Samuel Pepys Cockerell and Joseph Kay designed this Square, named after Queen Charlotte (formerly Princess of Mecklenburg-Strelitz) for the Foundling Estate in the early 19th century. The Grade II listed two-acre garden, laid out in 1810-12, remains close to the original design with fine mature planes and other ornamental trees, formal lawns and gravel paths. A New Zealand plant section includes some rarities. There is a fern bed, and a herb garden planted with assistance from the Wellcome Trust.
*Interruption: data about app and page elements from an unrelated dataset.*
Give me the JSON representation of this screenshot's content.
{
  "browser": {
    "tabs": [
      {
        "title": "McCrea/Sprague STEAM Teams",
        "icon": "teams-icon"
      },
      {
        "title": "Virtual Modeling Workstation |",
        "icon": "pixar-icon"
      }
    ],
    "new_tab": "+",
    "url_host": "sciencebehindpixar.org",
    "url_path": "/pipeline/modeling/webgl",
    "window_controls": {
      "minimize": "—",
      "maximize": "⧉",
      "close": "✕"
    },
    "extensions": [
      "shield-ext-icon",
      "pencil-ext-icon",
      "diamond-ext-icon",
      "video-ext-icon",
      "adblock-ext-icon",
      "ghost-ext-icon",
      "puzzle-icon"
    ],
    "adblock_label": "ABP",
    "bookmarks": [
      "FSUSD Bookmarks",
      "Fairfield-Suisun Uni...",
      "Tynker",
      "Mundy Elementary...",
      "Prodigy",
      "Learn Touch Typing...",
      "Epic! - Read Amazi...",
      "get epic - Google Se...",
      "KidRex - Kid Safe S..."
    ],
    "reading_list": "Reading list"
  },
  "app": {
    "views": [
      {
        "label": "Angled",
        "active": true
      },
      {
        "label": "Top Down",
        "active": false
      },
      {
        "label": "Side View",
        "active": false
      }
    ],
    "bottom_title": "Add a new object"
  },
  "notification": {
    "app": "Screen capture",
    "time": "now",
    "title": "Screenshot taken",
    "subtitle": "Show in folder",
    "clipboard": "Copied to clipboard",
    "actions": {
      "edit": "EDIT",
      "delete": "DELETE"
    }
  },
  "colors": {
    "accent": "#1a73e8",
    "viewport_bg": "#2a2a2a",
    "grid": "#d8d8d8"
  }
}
A children’s play area, barbecue pits and tennis court cater for the keyholders and their families, including postgraduate students of Goodenough College.
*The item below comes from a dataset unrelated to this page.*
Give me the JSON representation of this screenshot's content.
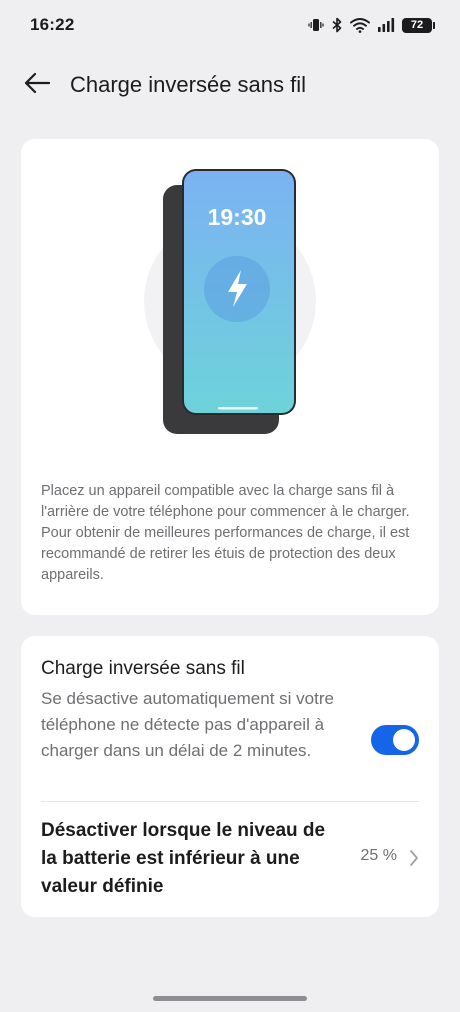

A hidden central London gem on the site of Charles Dickens' house, designed by architect Sir Edwin Lutyens and planted extensively with medicinal herbs. Guest speakers will discuss where nature meets art and architecture. Café open.
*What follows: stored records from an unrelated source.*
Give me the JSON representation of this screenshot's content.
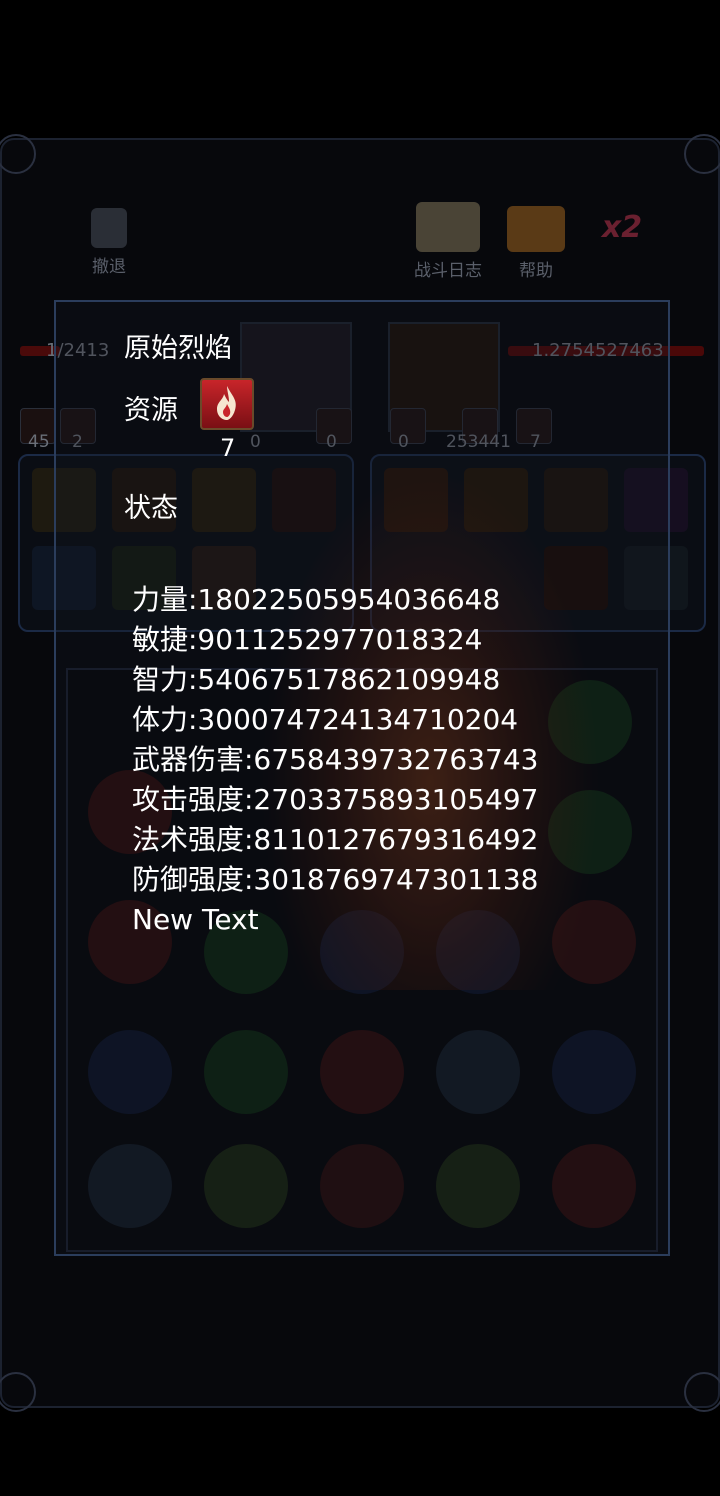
{
  "toolbar": {
    "retreat_label": "撤退",
    "battle_log_label": "战斗日志",
    "help_label": "帮助",
    "speed_label": "x2"
  },
  "left_unit": {
    "hp_text": "1/2413",
    "counter_a": "45",
    "counter_b": "2",
    "counter_c": "0",
    "counter_d": "0"
  },
  "right_unit": {
    "hp_text": "1.2754527463",
    "counter_a": "0",
    "counter_b": "253441",
    "counter_c": "7"
  },
  "dialog": {
    "title": "原始烈焰",
    "resource_label": "资源",
    "resource_icon": "flame-icon",
    "resource_count": "7",
    "status_label": "状态",
    "stats": [
      "力量:18022505954036648",
      "敏捷:9011252977018324",
      "智力:54067517862109948",
      "体力:300074724134710204",
      "武器伤害:6758439732763743",
      "攻击强度:2703375893105497",
      "法术强度:8110127679316492",
      "防御强度:3018769747301138",
      "New Text"
    ]
  },
  "colors": {
    "dialog_border": "#2b3d5c",
    "resource_icon": "#c8252a",
    "hp_bar": "#b01515"
  }
}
Built between 1775 and 1786, Bedford Square is the finest and most complete Georgian square in London and set the style for garden squares in the capital through the late 18th and early 19th centuries.